» **Exercise description**: Go through the listing and return every line with "unit" in it.

» **Materials provided**:
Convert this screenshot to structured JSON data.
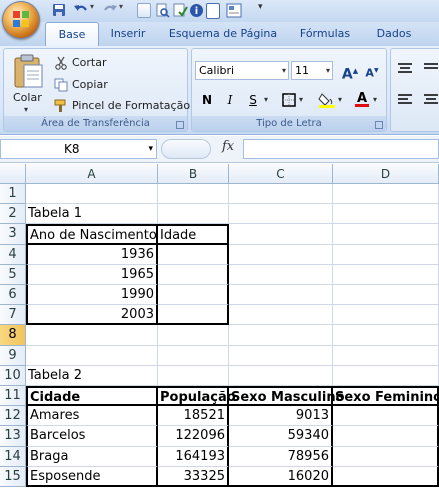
{
  "ribbon": {
    "tabs": [
      "Base",
      "Inserir",
      "Esquema de Página",
      "Fórmulas",
      "Dados"
    ],
    "clipboard": {
      "paste_label": "Colar",
      "cut_label": "Cortar",
      "copy_label": "Copiar",
      "format_painter_label": "Pincel de Formatação",
      "group_label": "Área de Transferência"
    },
    "font": {
      "font_name": "Calibri",
      "font_size": "11",
      "group_label": "Tipo de Letra",
      "bold_label": "N",
      "italic_label": "I",
      "underline_label": "S",
      "grow_label": "A",
      "shrink_label": "A",
      "font_color_label": "A"
    }
  },
  "formula_bar": {
    "name_box": "K8",
    "fx_label": "fx",
    "content": ""
  },
  "sheet": {
    "columns": [
      "A",
      "B",
      "C",
      "D"
    ],
    "rows": [
      "1",
      "2",
      "3",
      "4",
      "5",
      "6",
      "7",
      "8",
      "9",
      "10",
      "11",
      "12",
      "13",
      "14",
      "15"
    ],
    "cells": {
      "A2": "Tabela 1",
      "A3": "Ano de Nascimento",
      "B3": "Idade",
      "A4": "1936",
      "A5": "1965",
      "A6": "1990",
      "A7": "2003",
      "A10": "Tabela 2",
      "A11": "Cidade",
      "B11": "População",
      "C11": "Sexo Masculino",
      "D11": "Sexo Feminino",
      "A12": "Amares",
      "B12": "18521",
      "C12": "9013",
      "A13": "Barcelos",
      "B13": "122096",
      "C13": "59340",
      "A14": "Braga",
      "B14": "164193",
      "C14": "78956",
      "A15": "Esposende",
      "B15": "33325",
      "C15": "16020"
    }
  },
  "colors": {
    "accent": "#15428b",
    "header_bg": "#e4ecf7",
    "gridline": "#d0d7e5"
  }
}
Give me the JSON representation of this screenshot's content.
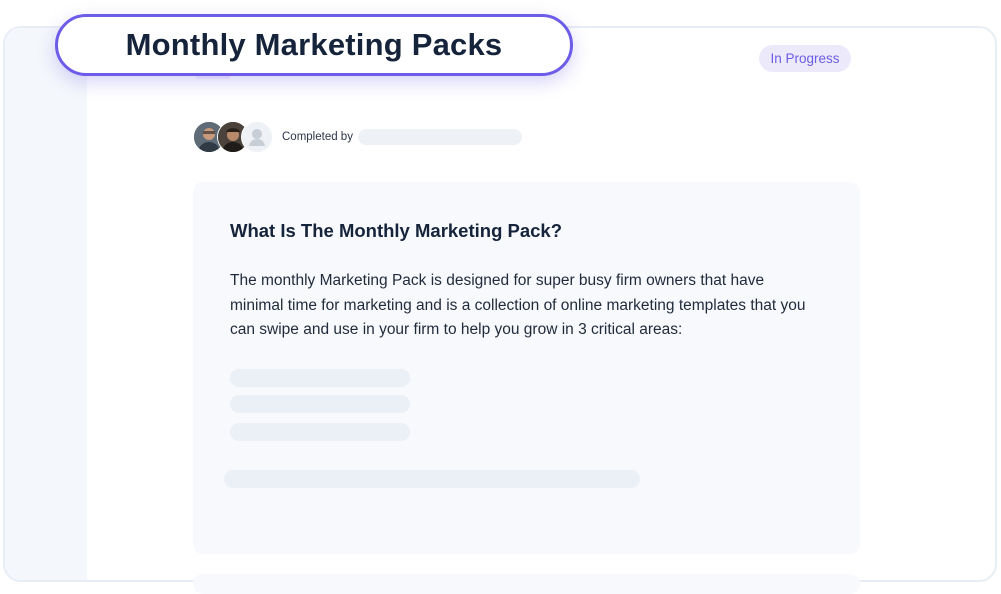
{
  "title": "Monthly Marketing Packs",
  "status": "In Progress",
  "completion": {
    "label": "Completed by",
    "avatars": [
      "user-avatar-1",
      "user-avatar-2",
      "placeholder-avatar"
    ]
  },
  "section": {
    "heading": "What Is The Monthly Marketing Pack?",
    "body": "The monthly Marketing Pack is designed for super busy firm owners that have minimal time for marketing and is a collection of online marketing templates that you can swipe and use in your firm to help you grow in 3 critical areas:"
  },
  "colors": {
    "accent": "#6c5ce7",
    "badge_bg": "#ece9fb",
    "heading": "#15233b"
  }
}
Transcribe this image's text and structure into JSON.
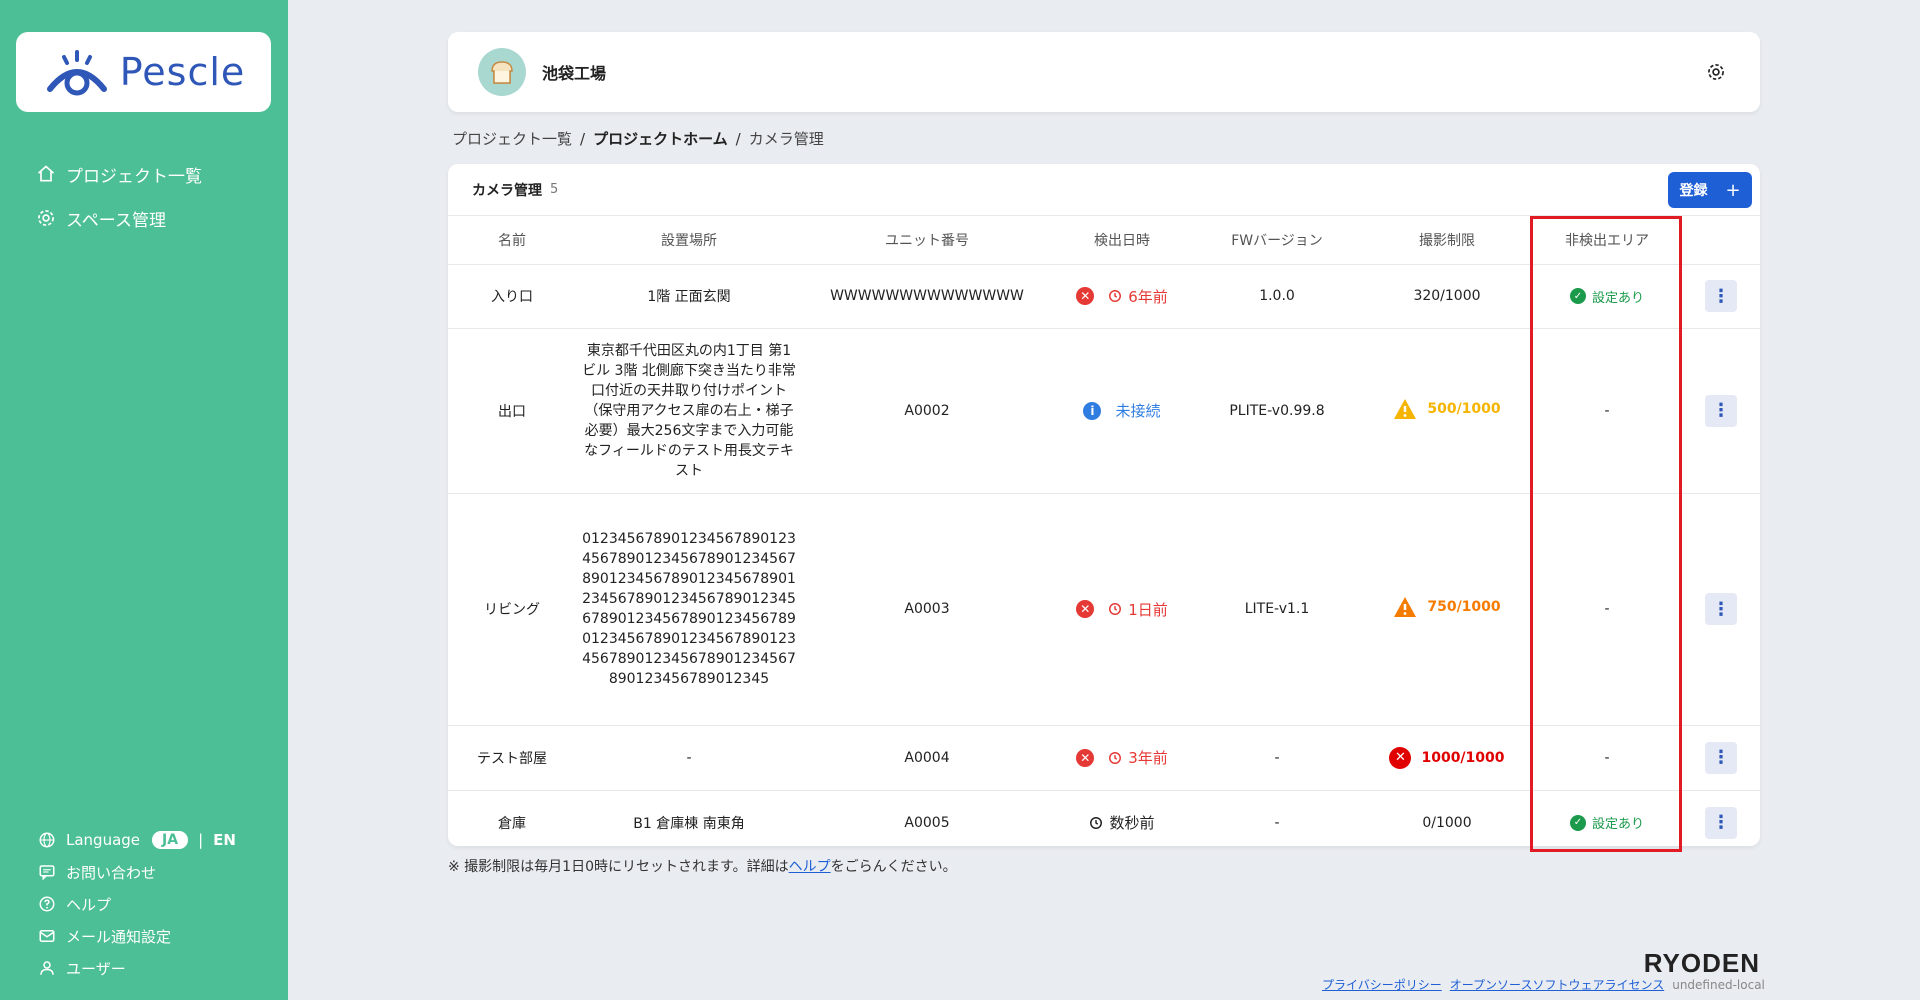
{
  "sidebar": {
    "logo": "Pescle",
    "nav": [
      {
        "label": "プロジェクト一覧",
        "icon": "home-icon"
      },
      {
        "label": "スペース管理",
        "icon": "gear-icon"
      }
    ],
    "language": {
      "label": "Language",
      "ja": "JA",
      "sep": "|",
      "en": "EN"
    },
    "footer": [
      {
        "label": "お問い合わせ",
        "icon": "chat-icon"
      },
      {
        "label": "ヘルプ",
        "icon": "help-icon"
      },
      {
        "label": "メール通知設定",
        "icon": "mail-icon"
      },
      {
        "label": "ユーザー",
        "icon": "user-icon"
      }
    ]
  },
  "header": {
    "project_name": "池袋工場"
  },
  "breadcrumb": {
    "item1": "プロジェクト一覧",
    "sep": "/",
    "item2": "プロジェクトホーム",
    "item3": "カメラ管理"
  },
  "table": {
    "title": "カメラ管理",
    "count": "5",
    "register_label": "登録",
    "register_plus": "+",
    "columns": [
      "名前",
      "設置場所",
      "ユニット番号",
      "検出日時",
      "FWバージョン",
      "撮影制限",
      "非検出エリア"
    ],
    "rows": [
      {
        "name": "入り口",
        "location": "1階 正面玄関",
        "unit": "WWWWWWWWWWWWWW",
        "time": "6年前",
        "fw": "1.0.0",
        "limit": "320/1000",
        "area": "設定あり",
        "menu": "⋮"
      },
      {
        "name": "出口",
        "location": "東京都千代田区丸の内1丁目 第1ビル 3階 北側廊下突き当たり非常口付近の天井取り付けポイント（保守用アクセス扉の右上・梯子必要）最大256文字まで入力可能なフィールドのテスト用長文テキスト",
        "unit": "A0002",
        "time": "未接続",
        "fw": "PLITE-v0.99.8",
        "limit": "500/1000",
        "area": "-",
        "menu": "⋮"
      },
      {
        "name": "リビング",
        "location": "012345678901234567890123456789012345678901234567890123456789012345678901234567890123456789012345678901234567890123456789012345678901234567890123456789012345678901234567890123456789012345",
        "unit": "A0003",
        "time": "1日前",
        "fw": "LITE-v1.1",
        "limit": "750/1000",
        "area": "-",
        "menu": "⋮"
      },
      {
        "name": "テスト部屋",
        "location": "-",
        "unit": "A0004",
        "time": "3年前",
        "fw": "-",
        "limit": "1000/1000",
        "area": "-",
        "menu": "⋮"
      },
      {
        "name": "倉庫",
        "location": "B1 倉庫棟 南東角",
        "unit": "A0005",
        "time": "数秒前",
        "fw": "-",
        "limit": "0/1000",
        "area": "設定あり",
        "menu": "⋮"
      }
    ]
  },
  "note": {
    "prefix": "※ 撮影制限は毎月1日0時にリセットされます。詳細は",
    "link": "ヘルプ",
    "suffix": "をごらんください。"
  },
  "footer": {
    "brand": "RYODEN",
    "privacy": "プライバシーポリシー",
    "oss": "オープンソースソフトウェアライセンス",
    "env": "undefined-local"
  },
  "colors": {
    "sidebar": "#4dbf96",
    "primary": "#1f5fd6",
    "error": "#e53935",
    "warning": "#f5b400",
    "orange": "#f57c00",
    "success": "#1a9a4a",
    "highlight": "#e01b24"
  }
}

» **Your response**:
        "unit": "WWWWWWWWWWWWWW",
        "unit": "A0002",
        "unit": "A0003",
        "unit": "A0004",
        "unit": "A0005",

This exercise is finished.